But Brooks’s most perplexing decision was to shorten his already-miniature rotation. Oubre, a developing offensive wing and one of the team’s best defenders, saw just six seconds of court time after previously averaging almost 17 minutes a game during the postseason. Oubre will now spend the summer wondering why his coach didn’t trust him in a game where his skills were clearly needed. The impact on the forward’s confidence may be something that lingers much longer than the pain of this loss.
For the first 12 games of the postseason, Brooks did just fine. He played chess with Mike Budenholzer and Brad Stevens just well enough that Wall and Bradley Beal could push Washington over the top. But this is a low-margin strategy. To expect two players to repeatedly have perfect nights while defenses concentrate on them, knowing that their teammates will struggle, is a losing proposition.

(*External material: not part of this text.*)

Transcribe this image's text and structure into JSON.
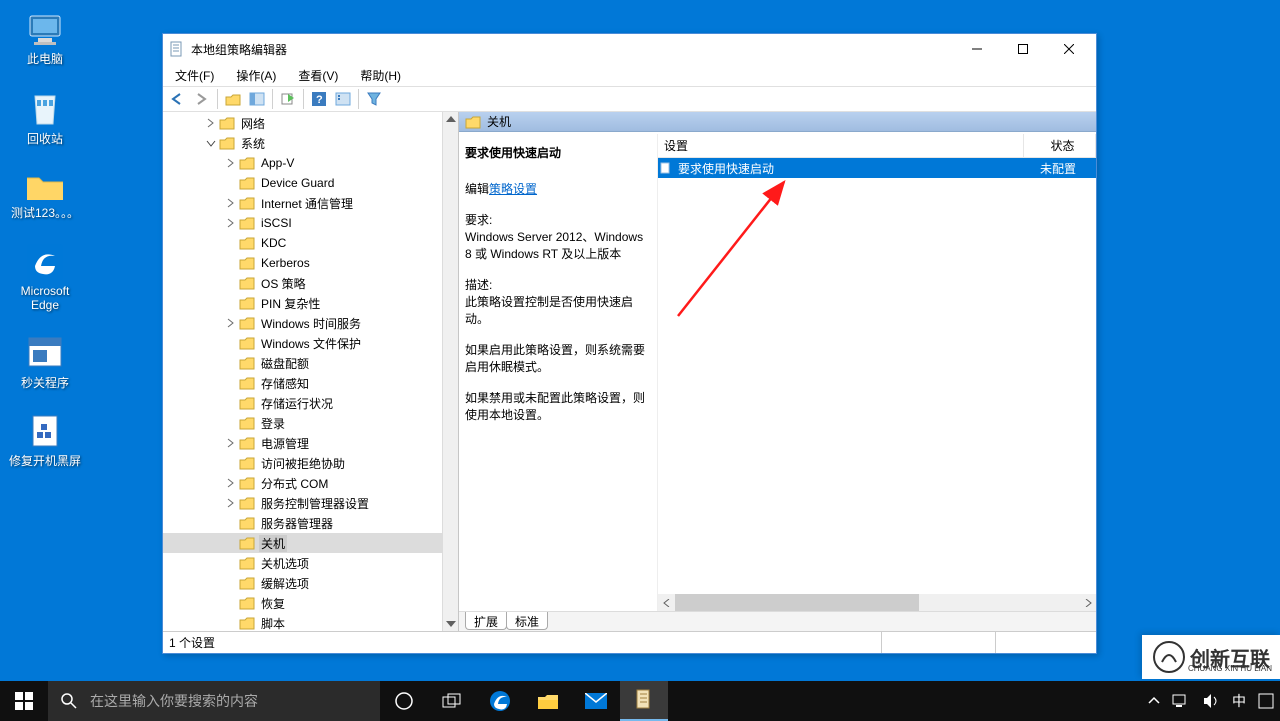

Beal had a career night, scoring a personal postseason-best 38 points on 12-of-22 shooting, but after a strong first half, Wall went cold, missing his last 11 shots, including seven 3s. But the postseason exit is anything but Wall’s fault. Washington would literally not have gotten this far without him. "Forty-eight to five," he said Monday night after the loss. "Our bench had five points." When the reserves are outmatched by nearly a factor of 10, it’s foolhardy to blame the starters.

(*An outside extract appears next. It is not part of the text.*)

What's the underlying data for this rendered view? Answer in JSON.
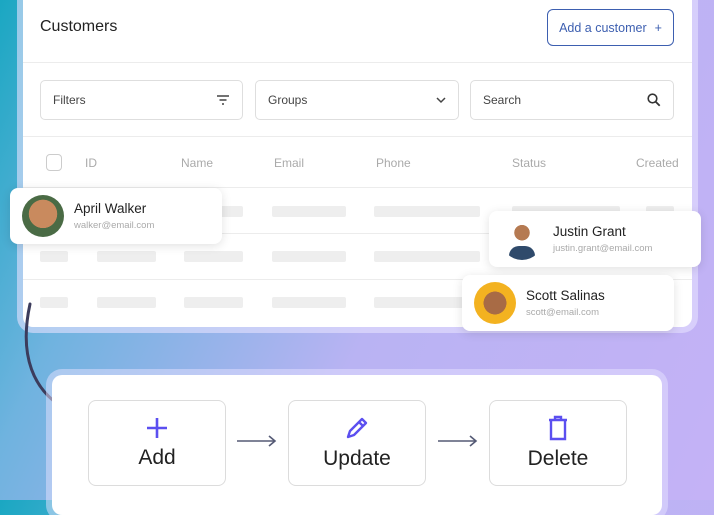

This was a strategic and managerial failure. Ernie Grunfeld did not build this roster, especially the bench, to survive the postseason gauntlet, and at a key time, Brooks made puzzling decisions that would impair his already-overmatched squad. For almost two entire rounds, the Wizards avoided the Playoff Brooks that repeatedly failed OKC’s most talented teams. But at the worst possible time, they injected him straight into their bloodstream.
Brooks is a solid coach, and one that Washington needed to recover from the troubled Randy Wittman era. Every rotation player on the team improved during his first year. But while his player development abilities have never been in doubt, his strategic shortcomings have consistently emerged at the worst possible times. Still, he can play only the players that he is given; this isn’t completely his fault. Next year, probably with a shorter rotation, the Wizards will need him to work magic for the team to improve.
Grunfeld, on the other hand, is not as solid a GM as his tenure would suggest. Do not let Wall and Beal’s heroics sell you on Grunfeld’s work. Washington was built to be exactly this good, no better. In the end, the obvious personnel problems that were papered over during the year ended up costing the team this series. This season was an enjoyable ride, but don’t be fooled: There is a 14-year track record here. Grunfeld will have some tough offseason decisions to make (first and foremost, deciding what to do about Porter’s expiring deal), and if he makes the wrong ones, this season may end up being another what if inflection point.
As the years have gone by, when a Washington team has failed to make a conference finals, it has become increasingly easy for fans to blame bad luck or convoluted curses or the divine. But the source of the problems this time was clear: They came from the top.
An earlier version of this piece incorrectly stated that the Wizards won the NBA title in 1979; they won the NBA title in 1978.